Our funky surround at ASZC is radiating this great light for those who have eyes to see it. And the even more depressingly familiar environment where you may work is not exempt. An enlightenment poem from a Japanese businessman, attribution unknown, captures the essence, following an epiphany one day at the office where he had eked out a living for his entire professional life:
"And there sat the old man, in all his homeliness."
We certainly meet the homeliness criterion at Zonolite. But this homeliness does not mean that we should let our practice home crumble and fall apart around us. The meditation of buddha, the teaching of dharma, and the coherence of sangha, all to some extent depend upon the environment in which they happen. So we should not be too cavalier about that environment, especially in light of the fact that we maintain it for the sake of others. Later in the same poem, Master Dogen makes this clear:
"Grass, trees and walls bring forth the teaching for all beings, common people as well as sages and they in accord extend this dharma for the sake of grass, trees, and walls."
Our great Founder is, as usual, making more than one point at a time, including that not only does nature continually manifest the true dharma of those that have ears to hear it, but the works of humankind also necessarily do as well. And especially the walls of the Zen center and in particular those of the zendo itself, "bring forth the teaching." Those who have the good fortune, and bulldog persistence, to come to accord with the teaching then pay it forward, by extending it, i.es propagating the practice. I count myself among these lucky few. And we do so for the sake of the natural world, as well as those institutions that propagate it, namely the Zen centers, monasteries, and practice places, including ASZC. The walls of our zendo bring forth the eternal wall, the mirror of Zen, that goes with you when you leave the cushion. A note to those who may throw up the objection that Zen then becomes just another "organized religion": since when is Zen a religion? and what would you prefer — disorganized religion?

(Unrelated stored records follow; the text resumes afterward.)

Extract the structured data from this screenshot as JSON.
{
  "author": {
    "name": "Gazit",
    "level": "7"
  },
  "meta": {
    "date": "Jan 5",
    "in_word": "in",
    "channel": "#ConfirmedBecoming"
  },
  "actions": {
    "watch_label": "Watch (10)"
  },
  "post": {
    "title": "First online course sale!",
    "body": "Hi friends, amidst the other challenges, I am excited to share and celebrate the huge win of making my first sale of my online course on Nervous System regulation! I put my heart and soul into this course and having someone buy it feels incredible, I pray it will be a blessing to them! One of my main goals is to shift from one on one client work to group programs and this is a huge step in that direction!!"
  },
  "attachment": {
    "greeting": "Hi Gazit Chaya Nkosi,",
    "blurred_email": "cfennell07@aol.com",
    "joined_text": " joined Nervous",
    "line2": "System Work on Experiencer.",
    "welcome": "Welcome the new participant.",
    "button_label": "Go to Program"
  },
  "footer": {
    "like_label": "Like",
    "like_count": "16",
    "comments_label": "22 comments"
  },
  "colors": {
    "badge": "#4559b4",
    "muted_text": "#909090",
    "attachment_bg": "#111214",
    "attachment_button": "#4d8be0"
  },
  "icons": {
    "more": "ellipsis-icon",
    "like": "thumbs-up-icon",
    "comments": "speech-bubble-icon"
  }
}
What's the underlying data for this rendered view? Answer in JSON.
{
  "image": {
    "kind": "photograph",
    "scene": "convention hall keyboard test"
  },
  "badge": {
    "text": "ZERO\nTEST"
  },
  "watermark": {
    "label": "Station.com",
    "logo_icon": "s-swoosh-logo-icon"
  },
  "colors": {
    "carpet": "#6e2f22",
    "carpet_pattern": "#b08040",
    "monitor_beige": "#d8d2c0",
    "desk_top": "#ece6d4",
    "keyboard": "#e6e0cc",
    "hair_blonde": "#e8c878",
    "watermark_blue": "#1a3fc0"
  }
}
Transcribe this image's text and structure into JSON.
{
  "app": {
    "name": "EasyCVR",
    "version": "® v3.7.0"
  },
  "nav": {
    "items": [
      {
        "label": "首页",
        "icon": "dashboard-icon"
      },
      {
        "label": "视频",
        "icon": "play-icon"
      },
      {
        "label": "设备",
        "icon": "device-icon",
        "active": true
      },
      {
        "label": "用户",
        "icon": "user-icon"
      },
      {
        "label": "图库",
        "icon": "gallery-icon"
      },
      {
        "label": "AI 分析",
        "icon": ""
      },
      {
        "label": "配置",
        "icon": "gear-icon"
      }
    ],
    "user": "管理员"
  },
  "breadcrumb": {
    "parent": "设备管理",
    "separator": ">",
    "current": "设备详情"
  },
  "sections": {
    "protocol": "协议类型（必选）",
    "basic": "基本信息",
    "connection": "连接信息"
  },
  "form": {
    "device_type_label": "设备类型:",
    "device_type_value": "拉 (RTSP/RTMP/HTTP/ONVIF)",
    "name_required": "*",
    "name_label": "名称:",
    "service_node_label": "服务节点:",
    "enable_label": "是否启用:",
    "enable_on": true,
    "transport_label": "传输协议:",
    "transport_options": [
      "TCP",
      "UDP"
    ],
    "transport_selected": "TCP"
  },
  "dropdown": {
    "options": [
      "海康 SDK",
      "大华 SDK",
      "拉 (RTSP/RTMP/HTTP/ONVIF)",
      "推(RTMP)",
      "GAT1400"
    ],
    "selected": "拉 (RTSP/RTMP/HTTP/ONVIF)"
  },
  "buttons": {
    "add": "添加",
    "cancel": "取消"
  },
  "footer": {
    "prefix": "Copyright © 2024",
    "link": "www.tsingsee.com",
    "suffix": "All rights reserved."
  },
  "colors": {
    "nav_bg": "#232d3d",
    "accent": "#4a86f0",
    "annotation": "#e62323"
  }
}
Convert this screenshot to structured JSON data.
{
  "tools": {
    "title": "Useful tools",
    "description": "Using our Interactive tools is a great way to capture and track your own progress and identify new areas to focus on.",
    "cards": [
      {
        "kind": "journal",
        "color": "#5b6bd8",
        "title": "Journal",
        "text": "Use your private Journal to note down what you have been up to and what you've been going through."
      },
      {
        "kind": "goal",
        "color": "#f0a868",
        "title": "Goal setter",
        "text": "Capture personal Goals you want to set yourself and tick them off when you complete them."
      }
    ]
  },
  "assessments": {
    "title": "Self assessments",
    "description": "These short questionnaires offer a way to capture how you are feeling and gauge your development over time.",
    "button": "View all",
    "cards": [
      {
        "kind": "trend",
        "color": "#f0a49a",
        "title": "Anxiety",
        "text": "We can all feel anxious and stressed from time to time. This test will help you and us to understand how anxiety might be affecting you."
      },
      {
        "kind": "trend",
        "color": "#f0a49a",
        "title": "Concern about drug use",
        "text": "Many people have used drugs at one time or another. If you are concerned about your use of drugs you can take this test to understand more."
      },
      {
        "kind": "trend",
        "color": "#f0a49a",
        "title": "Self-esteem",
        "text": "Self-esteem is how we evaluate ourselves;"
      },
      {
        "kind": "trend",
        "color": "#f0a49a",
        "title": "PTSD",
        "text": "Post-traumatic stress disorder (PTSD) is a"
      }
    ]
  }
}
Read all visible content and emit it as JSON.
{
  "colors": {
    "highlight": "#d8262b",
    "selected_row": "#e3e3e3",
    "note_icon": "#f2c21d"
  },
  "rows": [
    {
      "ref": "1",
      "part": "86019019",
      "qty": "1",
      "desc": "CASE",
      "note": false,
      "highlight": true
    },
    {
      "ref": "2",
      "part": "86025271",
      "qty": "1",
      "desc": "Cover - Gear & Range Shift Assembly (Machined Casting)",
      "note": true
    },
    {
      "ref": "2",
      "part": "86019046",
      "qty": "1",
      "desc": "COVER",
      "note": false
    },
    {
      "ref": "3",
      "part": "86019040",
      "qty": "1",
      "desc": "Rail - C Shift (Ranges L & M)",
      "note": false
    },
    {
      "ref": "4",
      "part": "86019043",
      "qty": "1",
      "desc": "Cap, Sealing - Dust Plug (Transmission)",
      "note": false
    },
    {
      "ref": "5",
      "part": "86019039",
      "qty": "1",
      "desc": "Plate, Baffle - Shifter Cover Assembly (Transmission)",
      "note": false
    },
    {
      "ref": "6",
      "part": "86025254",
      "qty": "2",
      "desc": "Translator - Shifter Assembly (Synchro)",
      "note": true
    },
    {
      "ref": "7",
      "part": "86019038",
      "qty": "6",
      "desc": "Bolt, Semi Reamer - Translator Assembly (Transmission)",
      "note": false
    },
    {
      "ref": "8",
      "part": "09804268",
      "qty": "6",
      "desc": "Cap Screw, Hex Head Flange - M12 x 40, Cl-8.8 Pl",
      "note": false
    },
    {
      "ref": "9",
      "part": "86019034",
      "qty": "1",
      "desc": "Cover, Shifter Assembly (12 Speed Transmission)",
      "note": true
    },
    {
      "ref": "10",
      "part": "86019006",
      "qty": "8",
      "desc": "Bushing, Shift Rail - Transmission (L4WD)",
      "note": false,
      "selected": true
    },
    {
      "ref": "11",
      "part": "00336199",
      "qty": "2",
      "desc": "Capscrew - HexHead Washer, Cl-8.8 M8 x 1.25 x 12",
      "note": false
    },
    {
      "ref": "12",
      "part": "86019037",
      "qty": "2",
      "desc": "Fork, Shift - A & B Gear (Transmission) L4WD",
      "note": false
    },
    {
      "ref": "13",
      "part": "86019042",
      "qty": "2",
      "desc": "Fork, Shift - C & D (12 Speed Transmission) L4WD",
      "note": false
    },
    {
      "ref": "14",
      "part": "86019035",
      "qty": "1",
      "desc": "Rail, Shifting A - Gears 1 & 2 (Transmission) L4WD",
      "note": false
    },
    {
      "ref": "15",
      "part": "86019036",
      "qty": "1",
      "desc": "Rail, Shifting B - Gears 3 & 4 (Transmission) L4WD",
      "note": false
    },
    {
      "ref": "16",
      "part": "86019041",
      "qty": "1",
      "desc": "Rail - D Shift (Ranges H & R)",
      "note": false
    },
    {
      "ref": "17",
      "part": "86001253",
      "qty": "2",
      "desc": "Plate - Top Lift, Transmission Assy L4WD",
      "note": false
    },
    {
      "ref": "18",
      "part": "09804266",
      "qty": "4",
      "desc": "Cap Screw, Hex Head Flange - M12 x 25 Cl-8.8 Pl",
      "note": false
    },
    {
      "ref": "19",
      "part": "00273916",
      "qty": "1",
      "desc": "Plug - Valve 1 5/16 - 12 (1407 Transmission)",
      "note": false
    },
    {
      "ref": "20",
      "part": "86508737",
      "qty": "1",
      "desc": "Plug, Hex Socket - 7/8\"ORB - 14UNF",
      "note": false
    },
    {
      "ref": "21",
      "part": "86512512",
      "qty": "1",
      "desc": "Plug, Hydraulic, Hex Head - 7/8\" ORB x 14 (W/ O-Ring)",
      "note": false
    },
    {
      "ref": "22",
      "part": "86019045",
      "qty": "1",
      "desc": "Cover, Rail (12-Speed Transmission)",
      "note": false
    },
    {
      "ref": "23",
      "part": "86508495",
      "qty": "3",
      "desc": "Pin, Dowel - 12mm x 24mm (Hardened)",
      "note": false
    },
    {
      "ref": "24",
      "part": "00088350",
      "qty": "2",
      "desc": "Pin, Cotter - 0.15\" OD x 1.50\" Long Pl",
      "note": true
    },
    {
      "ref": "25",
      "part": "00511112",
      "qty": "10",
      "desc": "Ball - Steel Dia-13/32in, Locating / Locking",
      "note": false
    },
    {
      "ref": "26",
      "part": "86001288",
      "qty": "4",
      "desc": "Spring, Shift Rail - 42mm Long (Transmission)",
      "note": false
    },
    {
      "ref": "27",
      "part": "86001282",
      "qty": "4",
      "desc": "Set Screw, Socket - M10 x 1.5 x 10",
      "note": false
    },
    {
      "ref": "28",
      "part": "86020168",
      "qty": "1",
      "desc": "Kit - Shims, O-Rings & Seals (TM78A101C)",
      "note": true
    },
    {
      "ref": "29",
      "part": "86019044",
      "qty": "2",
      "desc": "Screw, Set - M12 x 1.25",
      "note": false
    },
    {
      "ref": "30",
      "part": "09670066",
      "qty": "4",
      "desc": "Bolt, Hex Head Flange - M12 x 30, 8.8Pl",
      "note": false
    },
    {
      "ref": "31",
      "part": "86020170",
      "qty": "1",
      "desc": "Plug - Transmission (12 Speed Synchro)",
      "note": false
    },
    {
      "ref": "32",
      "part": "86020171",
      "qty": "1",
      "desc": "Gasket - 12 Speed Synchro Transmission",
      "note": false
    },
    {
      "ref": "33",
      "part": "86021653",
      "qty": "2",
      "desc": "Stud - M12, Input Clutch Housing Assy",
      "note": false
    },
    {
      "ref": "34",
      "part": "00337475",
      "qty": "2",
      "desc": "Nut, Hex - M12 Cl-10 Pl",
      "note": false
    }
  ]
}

That there is no self and other in Zen means there is also no separation of being and environment, either. And they can effect each other, for better or for worse. Especially at ASZC, we all need to recognize the importance of having and maintaining a practice place. We invite you to regard it as a second home, perhaps more important in many ways than our first home. Just consider the differences in the environment at your home and work place, and what you find and feel at the Zen center. Would you really prefer to always and only practice at home, with all its daily and hourly distractions? If you compare the impact of your usual surroundings to those of the zendo, I think you would have to admit that our training center trumps yours, if only in that it is dedicated exclusively to the practice of Zen.
This attitude of due respect and recognition of true value is reflected in our dharma-opening verse:
The unsurpassed profound and wondrous dharma is rarely met with
Even in a hundred-thousand-million kalpas
Now we can see it and hear it accept and maintain it
May we unfold the meaning of the Tathagata's truth
It is much easier to meet with this dharma in an environment relatively untrammeled with interruptions, and the rising tide of clutter and chaos that we find in most environments. Of course, we meet with this dharma everywhere we go, as it is universal and absolute. But it is also at the Zen center, which is uniquely designed to support the efforts you come here to make, in seeing the dharma, hearing it, and accepting and maintaining it. Please unfold the Tathagata's truth at your second home, ASZC, be it ever so humble.